If it was you, let me know so I can give you credit! In the end, they become friends with Pete and he stops being a bully. I love your girls' shirts! In this book a boy named Pete starts at a new school and isn't sure how to handle it. The illustrations look like they could have been done with colored pencils. I could use this book to teach about bullying because it shows how teachers can preemptively address bullying. We based our message on this poster from Joanne at she generously shared her poster with me! Have any of you ever started a new school? I liked that the book provides realistic situations and solutions for student so that they can apply it to their own experiences. In the end, Ralph, Ruby and Pete all walk into the classroom together as friends. Reading this book can really help set the ground rules or behaviors students should remember and act upon in the classroom.
This is a picture of my daughters wearing one of the shirts - they do not even go to our school but wanted a shirt too! A class lead by a wise teacher is committed to treating others kindly under all circumstances, even when a new student who has not experienced this kind of extension of kindness. Although this story is somewhat overly didactic, it conveys a great message; one which is made extremely clear so younger readers will be able to easily understand the moral as well. What does this title tell you about the book? Some other books on bullies can be scary for a child, however, I found this book to be gentle enough with a powerful message. My name also starts with an A and I don't know why I didn't think about apple pie! Everyone seems to warmly welcome and greet him, but he has no interest in making nice with the other kids. The pictures are aimed at a slightly older age group than a picture book is generally meant for. In-class use: I would use this book as a read-aloud for the the purpose to teach children ho Appropriate grade level: Second Grade Summary: The kids at Pete's new school get involved, instead of being bystanders.

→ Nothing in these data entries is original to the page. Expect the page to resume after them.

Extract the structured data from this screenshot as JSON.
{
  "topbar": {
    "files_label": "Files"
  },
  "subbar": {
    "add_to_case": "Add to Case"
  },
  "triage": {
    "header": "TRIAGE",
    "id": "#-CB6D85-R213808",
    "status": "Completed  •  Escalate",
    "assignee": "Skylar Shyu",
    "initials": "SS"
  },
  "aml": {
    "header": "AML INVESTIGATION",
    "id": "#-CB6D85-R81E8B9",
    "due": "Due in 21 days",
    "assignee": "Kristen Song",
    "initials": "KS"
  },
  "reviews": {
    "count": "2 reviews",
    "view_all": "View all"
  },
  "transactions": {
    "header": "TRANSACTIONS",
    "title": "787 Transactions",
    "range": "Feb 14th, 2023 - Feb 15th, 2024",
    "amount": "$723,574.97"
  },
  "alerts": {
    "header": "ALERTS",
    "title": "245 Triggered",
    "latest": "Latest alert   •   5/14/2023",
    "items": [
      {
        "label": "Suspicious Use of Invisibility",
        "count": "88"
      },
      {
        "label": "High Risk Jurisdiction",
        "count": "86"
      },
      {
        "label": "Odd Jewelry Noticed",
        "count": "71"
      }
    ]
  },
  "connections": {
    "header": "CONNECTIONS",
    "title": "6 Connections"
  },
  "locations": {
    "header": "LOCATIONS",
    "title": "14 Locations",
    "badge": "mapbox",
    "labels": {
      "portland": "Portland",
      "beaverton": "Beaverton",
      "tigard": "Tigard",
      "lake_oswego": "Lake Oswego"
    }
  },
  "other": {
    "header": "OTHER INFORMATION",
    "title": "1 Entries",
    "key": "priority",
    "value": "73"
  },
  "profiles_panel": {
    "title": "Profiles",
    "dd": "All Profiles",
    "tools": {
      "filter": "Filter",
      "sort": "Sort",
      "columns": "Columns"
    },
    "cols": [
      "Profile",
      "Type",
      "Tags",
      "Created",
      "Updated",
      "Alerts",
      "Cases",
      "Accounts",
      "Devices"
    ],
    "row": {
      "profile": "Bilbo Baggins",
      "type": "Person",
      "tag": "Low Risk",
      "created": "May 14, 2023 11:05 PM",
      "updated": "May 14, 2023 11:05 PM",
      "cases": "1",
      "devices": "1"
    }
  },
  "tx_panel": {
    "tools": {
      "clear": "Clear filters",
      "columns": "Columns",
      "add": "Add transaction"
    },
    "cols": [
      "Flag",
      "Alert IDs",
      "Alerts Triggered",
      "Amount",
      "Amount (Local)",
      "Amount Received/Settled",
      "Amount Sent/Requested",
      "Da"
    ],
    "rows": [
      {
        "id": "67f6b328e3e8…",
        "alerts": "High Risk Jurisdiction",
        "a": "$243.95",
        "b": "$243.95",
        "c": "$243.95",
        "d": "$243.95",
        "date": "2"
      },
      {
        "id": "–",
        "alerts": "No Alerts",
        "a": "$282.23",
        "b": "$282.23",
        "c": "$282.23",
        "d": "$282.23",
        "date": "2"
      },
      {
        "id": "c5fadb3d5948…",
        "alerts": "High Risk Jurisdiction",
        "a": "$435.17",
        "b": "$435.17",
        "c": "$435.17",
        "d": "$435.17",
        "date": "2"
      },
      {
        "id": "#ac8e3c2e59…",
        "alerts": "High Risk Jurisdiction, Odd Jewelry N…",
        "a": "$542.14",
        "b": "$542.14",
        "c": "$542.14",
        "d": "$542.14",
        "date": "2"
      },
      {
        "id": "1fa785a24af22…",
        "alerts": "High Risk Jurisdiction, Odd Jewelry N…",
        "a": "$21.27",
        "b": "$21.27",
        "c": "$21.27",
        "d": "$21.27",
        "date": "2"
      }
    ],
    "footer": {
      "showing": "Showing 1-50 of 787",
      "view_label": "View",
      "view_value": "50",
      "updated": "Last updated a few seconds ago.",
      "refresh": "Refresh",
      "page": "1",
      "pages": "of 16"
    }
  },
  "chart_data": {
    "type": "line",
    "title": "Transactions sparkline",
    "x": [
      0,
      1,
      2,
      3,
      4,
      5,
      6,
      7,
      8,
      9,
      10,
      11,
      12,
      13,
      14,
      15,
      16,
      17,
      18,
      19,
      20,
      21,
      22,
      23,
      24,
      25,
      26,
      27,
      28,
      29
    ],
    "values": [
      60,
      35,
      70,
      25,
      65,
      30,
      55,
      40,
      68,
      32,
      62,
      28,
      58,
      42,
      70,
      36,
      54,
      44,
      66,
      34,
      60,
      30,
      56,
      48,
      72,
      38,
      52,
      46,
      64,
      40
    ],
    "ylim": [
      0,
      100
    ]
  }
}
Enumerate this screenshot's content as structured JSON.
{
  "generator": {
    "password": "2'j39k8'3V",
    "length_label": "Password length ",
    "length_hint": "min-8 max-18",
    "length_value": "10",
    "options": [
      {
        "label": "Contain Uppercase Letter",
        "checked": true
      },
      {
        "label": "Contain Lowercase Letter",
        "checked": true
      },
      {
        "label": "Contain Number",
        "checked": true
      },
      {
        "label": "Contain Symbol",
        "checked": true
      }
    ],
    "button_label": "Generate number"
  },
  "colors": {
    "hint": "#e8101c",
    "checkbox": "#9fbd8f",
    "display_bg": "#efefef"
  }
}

Once you find your worksheet, click on pop-out icon or print icon to worksheet to print or download. The Juice Box Bully by Bob Sornson and Maria Dismondy is a book that, in my opinion, every teacher should read to their class. The girl gets an I listened to audio of the story The Juice Box Bully. It's the opener for a great discussion and committing to the Promise. He was used to being picked on at his old school so he thought that if he was mean to others first, he would not get picked on.
Appropriate grade level s : This book is appropriate for children from Kindergarten- 2nd Grade. Review: This is a wonderful story to read to young students about bullying and Grade level: Preschool- Second Grade Awards: None Summary: The Juice Box Bully by Bob Sornson is a story about a boy named Pete who bullies his classmates. The Promise involves looking out for each other and solving problems together. Look at cause and effect for the actions of the bully in the book. Opening: Last time we discussed behaviors that are unacceptable.